Last week I threw up my hands and went all wired to my PC and devices. I share a home which belongs to my housemate and was using her 11G router to connect the stuff in my room to the net (PS3, Xbox 360, TiVo Series 3 and my notebook). I got interested in streaming video when they added new codec support for the Xbox and new streaming support for the PS3. I'd been trying to stream 1080p and 720p AVC clips (mostly taken from Apple's QuickTime Guide site), which wouldn't work well at the maximum rate that I was getting from 802.11G. So I asked my housemate whether she wouldn't mind if I moved the cable modem and router from her room into mine--she only has a notebook on the net, used wireless. Now that I've done that I'm getting 12-15Mbps downloads from the net from some sites and who knows how fast transfers are going across my LAN (I also learned a vital lesson about the importance of CAT6 versus CAT5e cabling in 100MHz and GHz wired networking--replacing a CAT5e cable with CAT6 tripled
my network download rate--I was maxing out at about 4.5Mbps using a CAT5e cable between my PC and router.
1080p clips run great across my wired LAN, both to the PS3 and the Xbox 360.
On the PS3, you can tell whether you're getting a transcoding or not by selecting an item that you know is stored as HD with the triangle key and looking at the information for the file. It will tell you what the resolution is--it's a clue when it's 400-something by 300-something

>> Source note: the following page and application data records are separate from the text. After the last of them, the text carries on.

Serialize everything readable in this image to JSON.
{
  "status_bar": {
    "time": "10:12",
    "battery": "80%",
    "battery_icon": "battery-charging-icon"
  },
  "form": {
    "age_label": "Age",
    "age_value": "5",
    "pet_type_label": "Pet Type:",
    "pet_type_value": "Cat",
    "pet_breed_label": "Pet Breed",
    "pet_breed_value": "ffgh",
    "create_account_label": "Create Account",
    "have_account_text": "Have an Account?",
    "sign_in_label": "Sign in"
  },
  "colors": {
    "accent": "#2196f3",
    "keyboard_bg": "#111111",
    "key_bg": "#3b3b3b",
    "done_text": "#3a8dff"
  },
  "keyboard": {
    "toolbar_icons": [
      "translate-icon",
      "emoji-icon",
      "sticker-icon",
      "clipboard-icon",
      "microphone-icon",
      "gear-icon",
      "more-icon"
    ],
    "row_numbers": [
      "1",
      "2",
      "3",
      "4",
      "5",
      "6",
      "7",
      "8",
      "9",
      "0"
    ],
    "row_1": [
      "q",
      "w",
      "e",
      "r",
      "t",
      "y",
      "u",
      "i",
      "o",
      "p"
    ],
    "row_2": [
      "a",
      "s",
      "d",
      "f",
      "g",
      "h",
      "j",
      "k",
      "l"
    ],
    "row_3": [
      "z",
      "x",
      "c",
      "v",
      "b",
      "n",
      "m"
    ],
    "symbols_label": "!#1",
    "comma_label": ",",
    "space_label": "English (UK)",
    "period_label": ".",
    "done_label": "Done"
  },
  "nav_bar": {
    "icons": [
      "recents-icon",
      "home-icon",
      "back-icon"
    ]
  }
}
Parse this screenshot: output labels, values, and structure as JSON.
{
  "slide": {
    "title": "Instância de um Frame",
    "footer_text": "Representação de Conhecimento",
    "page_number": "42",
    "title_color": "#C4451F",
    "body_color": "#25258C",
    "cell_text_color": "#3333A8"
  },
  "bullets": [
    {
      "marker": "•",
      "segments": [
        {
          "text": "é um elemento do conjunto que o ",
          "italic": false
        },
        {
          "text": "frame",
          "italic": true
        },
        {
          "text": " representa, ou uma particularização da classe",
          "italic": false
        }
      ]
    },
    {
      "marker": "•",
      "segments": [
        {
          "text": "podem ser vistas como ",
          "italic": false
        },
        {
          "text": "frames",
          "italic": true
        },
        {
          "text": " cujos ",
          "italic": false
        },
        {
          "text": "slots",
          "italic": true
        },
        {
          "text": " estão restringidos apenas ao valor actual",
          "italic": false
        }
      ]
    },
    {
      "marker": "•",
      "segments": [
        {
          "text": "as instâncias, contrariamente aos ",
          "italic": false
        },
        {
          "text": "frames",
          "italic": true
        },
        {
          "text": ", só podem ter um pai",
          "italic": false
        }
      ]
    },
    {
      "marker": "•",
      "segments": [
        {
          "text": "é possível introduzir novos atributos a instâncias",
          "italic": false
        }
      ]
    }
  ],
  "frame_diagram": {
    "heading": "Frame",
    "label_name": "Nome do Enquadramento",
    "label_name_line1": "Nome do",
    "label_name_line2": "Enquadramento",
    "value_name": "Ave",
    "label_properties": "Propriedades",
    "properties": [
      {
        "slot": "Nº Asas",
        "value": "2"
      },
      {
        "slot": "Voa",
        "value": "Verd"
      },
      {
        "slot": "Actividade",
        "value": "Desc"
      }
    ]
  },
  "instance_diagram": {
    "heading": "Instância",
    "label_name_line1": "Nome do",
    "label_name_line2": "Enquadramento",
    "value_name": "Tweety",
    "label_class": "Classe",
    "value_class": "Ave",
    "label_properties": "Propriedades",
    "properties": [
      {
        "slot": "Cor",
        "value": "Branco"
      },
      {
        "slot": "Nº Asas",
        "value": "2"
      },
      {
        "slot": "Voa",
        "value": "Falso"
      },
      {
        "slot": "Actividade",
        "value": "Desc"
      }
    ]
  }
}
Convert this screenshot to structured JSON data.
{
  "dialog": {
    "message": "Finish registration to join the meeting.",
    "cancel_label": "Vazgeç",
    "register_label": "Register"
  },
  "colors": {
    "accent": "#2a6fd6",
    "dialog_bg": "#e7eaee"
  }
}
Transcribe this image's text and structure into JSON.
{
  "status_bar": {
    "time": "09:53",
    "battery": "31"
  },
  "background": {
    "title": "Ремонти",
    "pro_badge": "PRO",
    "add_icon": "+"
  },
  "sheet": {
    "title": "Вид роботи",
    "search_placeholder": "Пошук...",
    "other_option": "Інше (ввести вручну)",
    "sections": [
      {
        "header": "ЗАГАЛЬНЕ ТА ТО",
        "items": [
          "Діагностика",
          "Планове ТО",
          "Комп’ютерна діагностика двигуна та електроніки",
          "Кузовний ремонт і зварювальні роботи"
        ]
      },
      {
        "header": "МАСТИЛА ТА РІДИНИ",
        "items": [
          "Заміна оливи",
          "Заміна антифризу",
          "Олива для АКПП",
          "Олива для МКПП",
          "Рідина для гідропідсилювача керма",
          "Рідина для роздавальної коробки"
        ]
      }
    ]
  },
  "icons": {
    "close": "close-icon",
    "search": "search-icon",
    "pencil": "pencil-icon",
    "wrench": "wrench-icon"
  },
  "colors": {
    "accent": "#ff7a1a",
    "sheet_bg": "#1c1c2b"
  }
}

. I set up TVersity to not trancode to reduce resolution, which it does by default.